Published Jul 13, 2018In many cases, much of the music we listen to today has been brought about as a result of certain musical pioneers. Much of the emotion-laden house music emerging from labels like Innervisions owe their roots to artists like Bjørn Torske.
Krautrock and disco reign supreme in the artist's sonic palette, where Torske's signature has had a major hand in influencing contemporaries like Todd Terje and Prins Thomas. Eclecticism and peculiarity are basic tenets of Torske's sound, and on his first album in eight years, Byen, Torske revisits well-trodden ground.
Byen begins strongly, with the sea-chanty-esque ode, "First Movement." Lazily swinging instrumentals and refined percussive programming really allow the track to shine. "Clean Air" and "Fanfatas" come next, and are more close to home for Torske's sound. However, they both fail to break beyond the feeling of sameness to much of Torske's work. "Chord Control" makes great use of a pair of chords, with subtle, dubby nods along the way.
"Gata" and "Night Call" are by far the most groove-oriented, disco-leaning tracks; the bass lines are infectious, and both tracks possess strange Kraut-isms that are as surprising as they are effective, with very unique approaches to vocal integration. "Natta" ends Byen with an attempt at experimental production, but unfortunately ends the album somewhat weakly.
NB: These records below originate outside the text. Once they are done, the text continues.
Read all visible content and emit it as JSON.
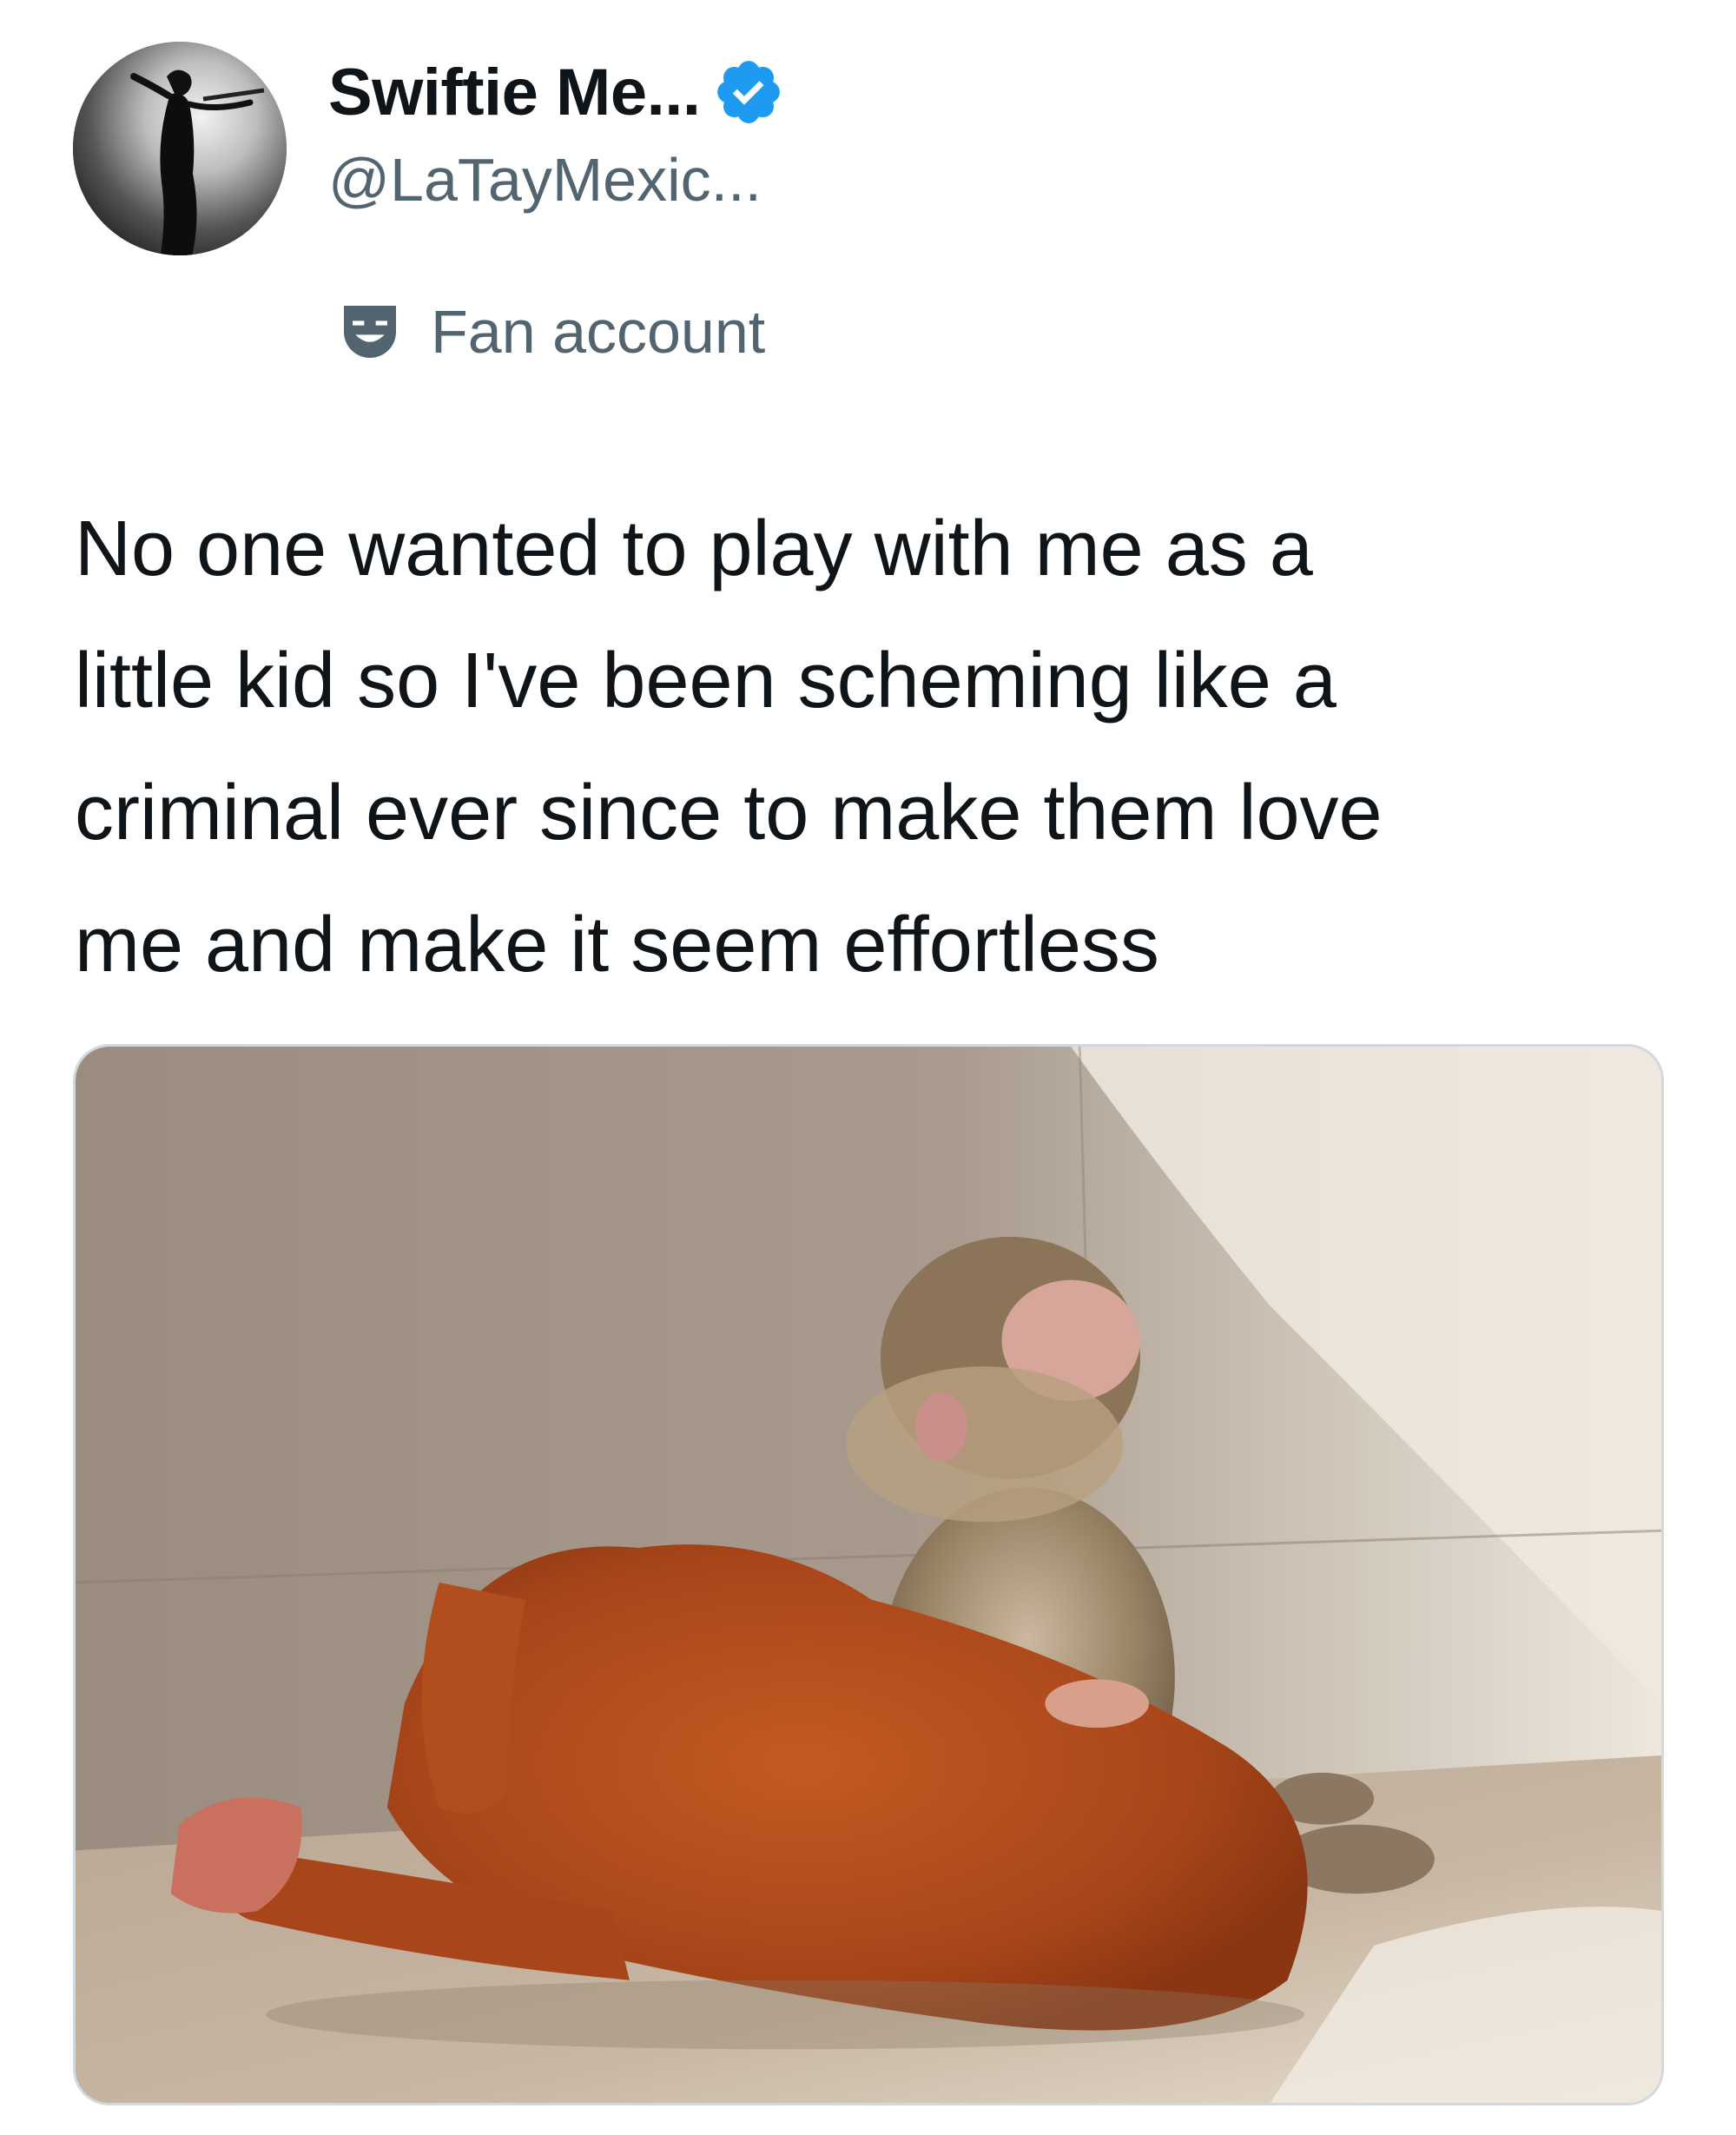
{
  "author": {
    "display_name": "Swiftie Me...",
    "handle": "@LaTayMexic...",
    "verified": true,
    "verified_color": "#1d9bf0",
    "avatar_icon": "user-avatar"
  },
  "label": {
    "icon": "theater-mask-icon",
    "text": "Fan account"
  },
  "tweet": {
    "text": "No one wanted to play with me as a\nlittle kid so I've been scheming like a\ncriminal ever since to make them love\nme and make it seem effortless"
  },
  "media": {
    "kind": "photo"
  },
  "colors": {
    "text_primary": "#0f1419",
    "text_secondary": "#536471",
    "border": "#cfd9de",
    "verified_blue": "#1d9bf0"
  }
}
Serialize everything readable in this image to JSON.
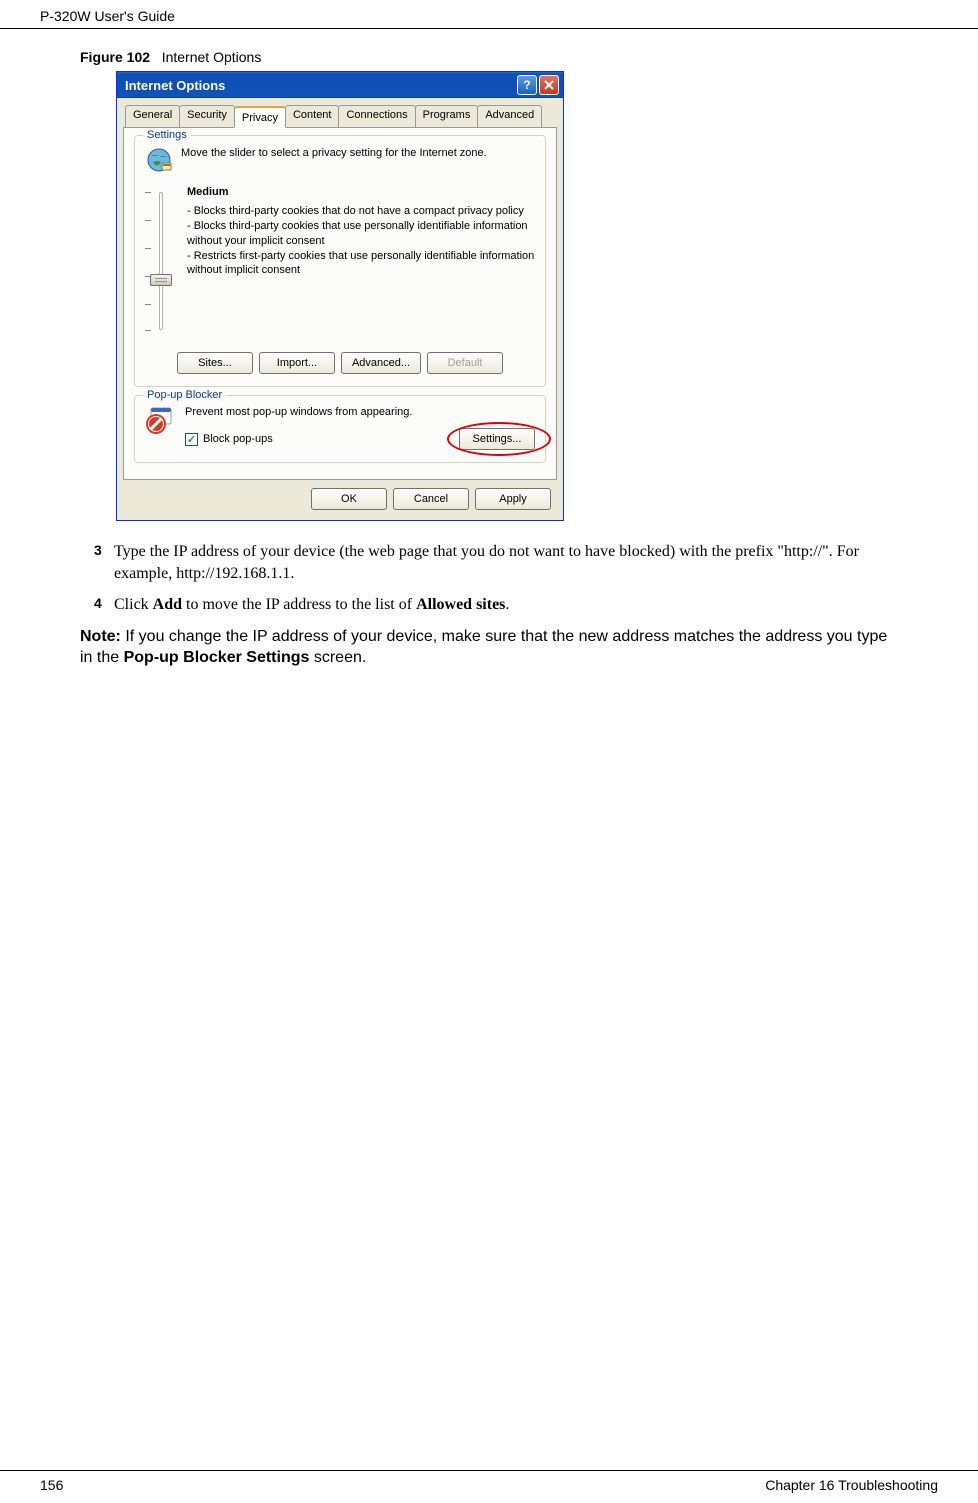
{
  "header": {
    "guide_title": "P-320W User's Guide"
  },
  "figure": {
    "label": "Figure 102",
    "caption": "Internet Options"
  },
  "dialog": {
    "title": "Internet Options",
    "tabs": {
      "general": "General",
      "security": "Security",
      "privacy": "Privacy",
      "content": "Content",
      "connections": "Connections",
      "programs": "Programs",
      "advanced": "Advanced"
    },
    "settings": {
      "group_title": "Settings",
      "instruction": "Move the slider to select a privacy setting for the Internet zone.",
      "level": "Medium",
      "desc_line1": "- Blocks third-party cookies that do not have a compact privacy policy",
      "desc_line2": "- Blocks third-party cookies that use personally identifiable information without your implicit consent",
      "desc_line3": "- Restricts first-party cookies that use personally identifiable information without implicit consent",
      "buttons": {
        "sites": "Sites...",
        "import": "Import...",
        "advanced": "Advanced...",
        "default": "Default"
      }
    },
    "popup": {
      "group_title": "Pop-up Blocker",
      "instruction": "Prevent most pop-up windows from appearing.",
      "checkbox_label": "Block pop-ups",
      "checkbox_checked": true,
      "settings_btn": "Settings..."
    },
    "footer": {
      "ok": "OK",
      "cancel": "Cancel",
      "apply": "Apply"
    }
  },
  "steps": {
    "step3_num": "3",
    "step3_text_a": "Type the IP address of your device (the web page that you do not want to have blocked) with the prefix \"http://\". For example, http://192.168.1.1.",
    "step4_num": "4",
    "step4_text_a": "Click ",
    "step4_bold1": "Add",
    "step4_text_b": " to move the IP address to the list of ",
    "step4_bold2": "Allowed sites",
    "step4_text_c": "."
  },
  "note": {
    "prefix": "Note: ",
    "text_a": "If you change the IP address of your device, make sure that the new address matches the address you type in the ",
    "bold": "Pop-up Blocker Settings",
    "text_b": " screen."
  },
  "footer": {
    "page": "156",
    "chapter": "Chapter 16 Troubleshooting"
  }
}
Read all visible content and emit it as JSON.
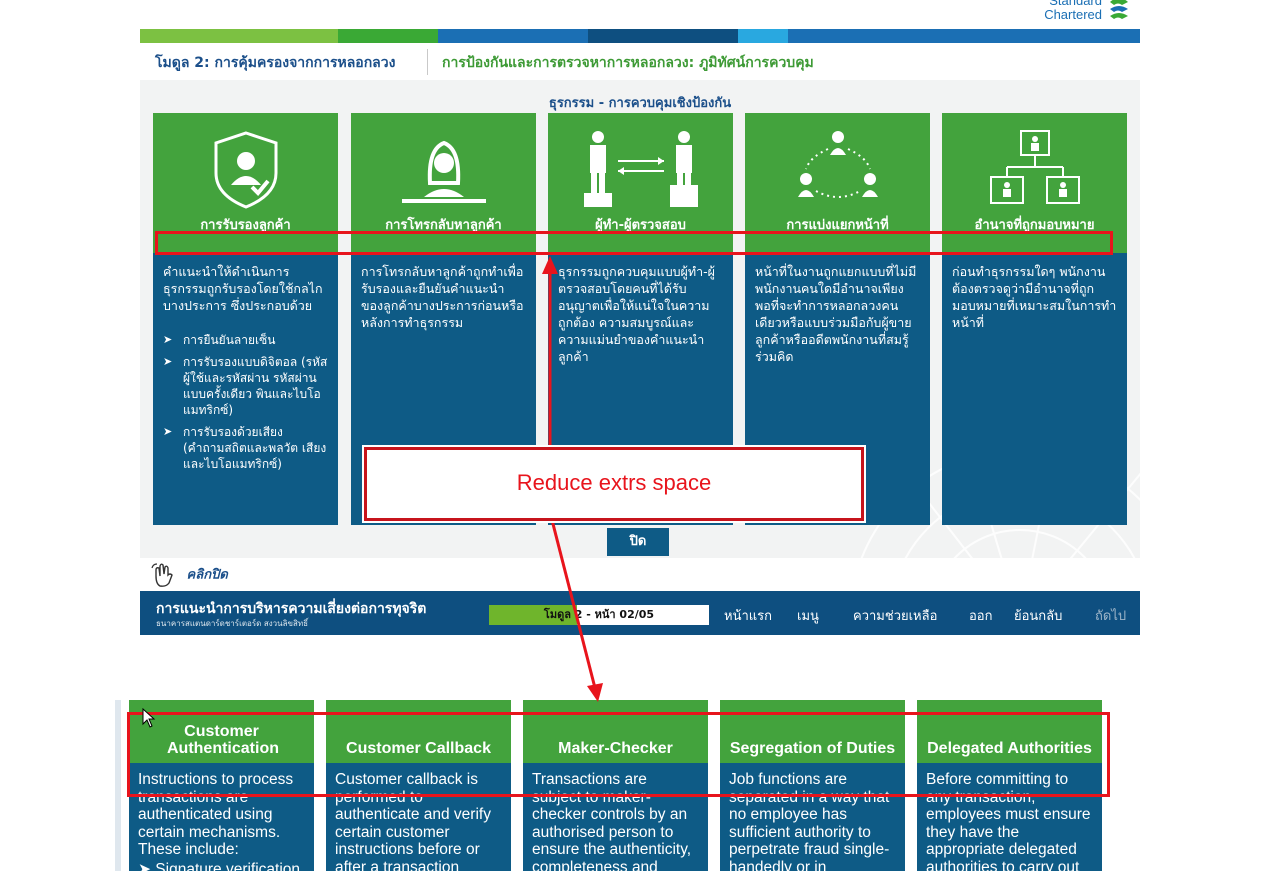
{
  "logo": {
    "line1": "Standard",
    "line2": "Chartered"
  },
  "module_bar": {
    "module": "โมดูล 2: การคุ้มครองจากการหลอกลวง",
    "topic": "การป้องกันและการตรวจหาการหลอกลวง: ภูมิทัศน์การควบคุม"
  },
  "section_title": "ธุรกรรม - การควบคุมเชิงป้องกัน",
  "cards": [
    {
      "title": "การรับรองลูกค้า",
      "body": "คำแนะนำให้ดำเนินการธุรกรรมถูกรับรองโดยใช้กลไกบางประการ ซึ่งประกอบด้วย",
      "bullets": [
        "การยืนยันลายเซ็น",
        "การรับรองแบบดิจิตอล (รหัสผู้ใช้และรหัสผ่าน รหัสผ่านแบบครั้งเดียว พินและไบโอแมทริกซ์)",
        "การรับรองด้วยเสียง (คำถามสถิตและพลวัต เสียงและไบโอแมทริกซ์)"
      ]
    },
    {
      "title": "การโทรกลับหาลูกค้า",
      "body": "การโทรกลับหาลูกค้าถูกทำเพื่อรับรองและยืนยันคำแนะนำของลูกค้าบางประการก่อนหรือหลังการทำธุรกรรม"
    },
    {
      "title": "ผู้ทำ-ผู้ตรวจสอบ",
      "body": "ธุรกรรมถูกควบคุมแบบผู้ทำ-ผู้ตรวจสอบโดยคนที่ได้รับอนุญาตเพื่อให้แน่ใจในความถูกต้อง ความสมบูรณ์และความแม่นยำของคำแนะนำลูกค้า"
    },
    {
      "title": "การแบ่งแยกหน้าที่",
      "body": "หน้าที่ในงานถูกแยกแบบที่ไม่มีพนักงานคนใดมีอำนาจเพียงพอที่จะทำการหลอกลวงคนเดียวหรือแบบร่วมมือกับผู้ขาย ลูกค้าหรืออดีตพนักงานที่สมรู้ร่วมคิด"
    },
    {
      "title": "อำนาจที่ถูกมอบหมาย",
      "body": "ก่อนทำธุรกรรมใดๆ พนักงานต้องตรวจดูว่ามีอำนาจที่ถูกมอบหมายที่เหมาะสมในการทำหน้าที่"
    }
  ],
  "close_button": "ปิด",
  "click_close": "คลิกปิด",
  "footer": {
    "title": "การแนะนำการบริหารความเสี่ยงต่อการทุจริต",
    "subtitle": "ธนาคารสแตนดาร์ดชาร์เตอร์ด สงวนลิขสิทธิ์",
    "progress_label": "โมดูล 2 - หน้า 02/05",
    "progress": 0.4,
    "nav": [
      "หน้าแรก",
      "เมนู",
      "ความช่วยเหลือ",
      "ออก",
      "ย้อนกลับ",
      "ถัดไป"
    ]
  },
  "annotation": {
    "text": "Reduce extrs space",
    "color": "#e8141c"
  },
  "preview_cards": [
    {
      "title": "Customer Authentication",
      "body": "Instructions to process transactions are authenticated using certain mechanisms. These include:",
      "bullet": "Signature verification"
    },
    {
      "title": "Customer Callback",
      "body": "Customer callback is performed to authenticate and verify certain customer instructions before or after a transaction"
    },
    {
      "title": "Maker-Checker",
      "body": "Transactions are subject to maker-checker controls by an authorised person to ensure the authenticity, completeness and"
    },
    {
      "title": "Segregation of Duties",
      "body": "Job functions are separated in a way that no employee has sufficient authority to perpetrate fraud single-handedly or in"
    },
    {
      "title": "Delegated Authorities",
      "body": "Before committing to any transaction, employees must ensure they have the appropriate delegated authorities to carry out"
    }
  ],
  "colors": {
    "green": "#43a33d",
    "blue": "#0e5b86",
    "navy": "#0e4f80",
    "annotation_red": "#e8141c"
  }
}
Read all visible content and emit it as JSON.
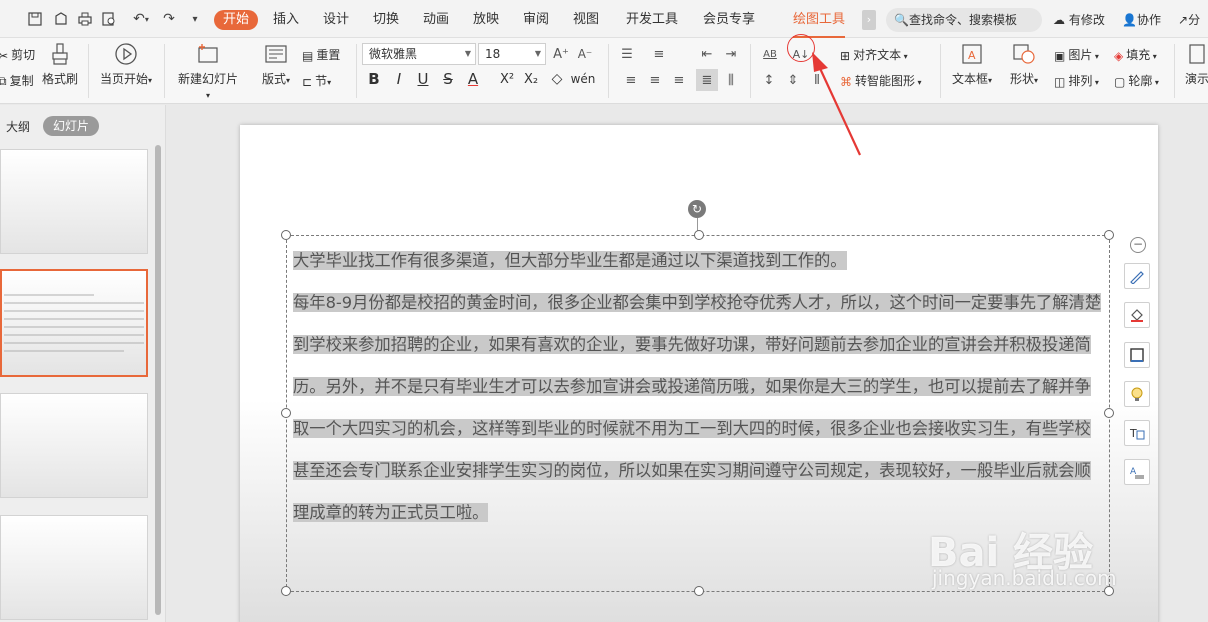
{
  "tabs": {
    "start": "开始",
    "insert": "插入",
    "design": "设计",
    "transition": "切换",
    "animation": "动画",
    "slideshow": "放映",
    "review": "审阅",
    "view": "视图",
    "developer": "开发工具",
    "member": "会员专享",
    "drawing_tools": "绘图工具"
  },
  "search": {
    "placeholder": "查找命令、搜索模板"
  },
  "right_tools": {
    "modified": "有修改",
    "collab": "协作",
    "share": "分"
  },
  "ribbon": {
    "cut": "剪切",
    "copy": "复制",
    "format_painter": "格式刷",
    "from_current": "当页开始",
    "new_slide": "新建幻灯片",
    "layout": "版式",
    "reset": "重置",
    "section": "节",
    "font_name": "微软雅黑",
    "font_size": "18",
    "align_text": "对齐文本",
    "smart_shape": "转智能图形",
    "textbox": "文本框",
    "shape": "形状",
    "picture": "图片",
    "fill": "填充",
    "arrange": "排列",
    "outline": "轮廓",
    "present": "演示"
  },
  "left_panel": {
    "outline_tab": "大纲",
    "slides_tab": "幻灯片"
  },
  "slide": {
    "text": "大学毕业找工作有很多渠道，但大部分毕业生都是通过以下渠道找到工作的。\n每年8-9月份都是校招的黄金时间，很多企业都会集中到学校抢夺优秀人才，所以，这个时间一定要事先了解清楚到学校来参加招聘的企业，如果有喜欢的企业，要事先做好功课，带好问题前去参加企业的宣讲会并积极投递简历。另外，并不是只有毕业生才可以去参加宣讲会或投递简历哦，如果你是大三的学生，也可以提前去了解并争取一个大四实习的机会，这样等到毕业的时候就不用为工一到大四的时候，很多企业也会接收实习生，有些学校甚至还会专门联系企业安排学生实习的岗位，所以如果在实习期间遵守公司规定，表现较好，一般毕业后就会顺理成章的转为正式员工啦。"
  },
  "watermark": {
    "brand": "Bai 经验",
    "url": "jingyan.baidu.com"
  },
  "colors": {
    "accent": "#e8683a",
    "annotation": "#e53935"
  }
}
What Byen is, is hardly a surprise, with Bjørn Torkse showing us time and time again his commitment to the sonic identity that he has so effectively established. Still, we can't help but hope that after eight years, he may have tried something a little more off the beaten path. That being said, fans will surely enjoy more Torske in their lives, and Byen is Bjørn Torske at his most idyllic. (Smalltown Supersound)